━━━━━ RECORDS TO PROCESS
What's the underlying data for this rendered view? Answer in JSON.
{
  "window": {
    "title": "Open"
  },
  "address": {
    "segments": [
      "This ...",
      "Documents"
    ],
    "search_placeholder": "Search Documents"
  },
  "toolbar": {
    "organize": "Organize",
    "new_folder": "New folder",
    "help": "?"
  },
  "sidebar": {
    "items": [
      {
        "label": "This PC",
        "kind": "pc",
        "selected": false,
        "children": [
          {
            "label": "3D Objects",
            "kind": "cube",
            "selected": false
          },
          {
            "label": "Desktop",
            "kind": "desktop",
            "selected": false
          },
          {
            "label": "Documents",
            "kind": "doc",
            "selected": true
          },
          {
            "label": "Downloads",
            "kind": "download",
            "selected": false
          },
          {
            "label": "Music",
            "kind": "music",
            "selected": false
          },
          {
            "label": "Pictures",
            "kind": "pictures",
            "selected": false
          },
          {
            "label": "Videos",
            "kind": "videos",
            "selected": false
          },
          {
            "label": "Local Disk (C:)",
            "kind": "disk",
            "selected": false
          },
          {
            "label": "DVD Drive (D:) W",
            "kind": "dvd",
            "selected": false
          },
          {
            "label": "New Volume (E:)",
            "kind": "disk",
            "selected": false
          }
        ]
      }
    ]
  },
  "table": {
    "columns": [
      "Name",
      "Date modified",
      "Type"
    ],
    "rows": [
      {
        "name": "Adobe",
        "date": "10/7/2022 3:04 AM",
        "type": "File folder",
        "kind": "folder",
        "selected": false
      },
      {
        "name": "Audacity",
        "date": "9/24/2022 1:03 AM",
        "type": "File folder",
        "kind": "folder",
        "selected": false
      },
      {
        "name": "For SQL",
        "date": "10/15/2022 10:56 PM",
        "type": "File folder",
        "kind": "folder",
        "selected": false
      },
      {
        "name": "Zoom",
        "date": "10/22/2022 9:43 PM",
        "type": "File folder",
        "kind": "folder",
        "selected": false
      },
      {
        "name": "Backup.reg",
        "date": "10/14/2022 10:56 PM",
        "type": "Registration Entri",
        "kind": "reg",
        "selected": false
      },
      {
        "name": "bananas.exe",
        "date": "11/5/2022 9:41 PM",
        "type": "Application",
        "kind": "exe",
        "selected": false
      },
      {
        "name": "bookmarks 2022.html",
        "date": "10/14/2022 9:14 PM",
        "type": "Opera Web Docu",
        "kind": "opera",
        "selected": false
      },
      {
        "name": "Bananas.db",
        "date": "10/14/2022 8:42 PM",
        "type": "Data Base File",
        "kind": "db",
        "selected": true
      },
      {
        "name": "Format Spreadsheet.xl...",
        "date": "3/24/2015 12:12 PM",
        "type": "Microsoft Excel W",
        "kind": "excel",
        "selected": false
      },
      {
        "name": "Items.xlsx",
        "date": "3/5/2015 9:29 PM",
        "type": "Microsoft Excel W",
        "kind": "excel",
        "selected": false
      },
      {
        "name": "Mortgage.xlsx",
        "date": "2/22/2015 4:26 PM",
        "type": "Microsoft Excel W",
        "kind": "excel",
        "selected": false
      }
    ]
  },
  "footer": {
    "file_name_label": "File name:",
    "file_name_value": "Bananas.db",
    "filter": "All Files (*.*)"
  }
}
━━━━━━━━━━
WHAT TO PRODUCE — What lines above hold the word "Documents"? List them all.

RESULT —
      "Documents"
    "search_placeholder": "Search Documents"
            "label": "Documents",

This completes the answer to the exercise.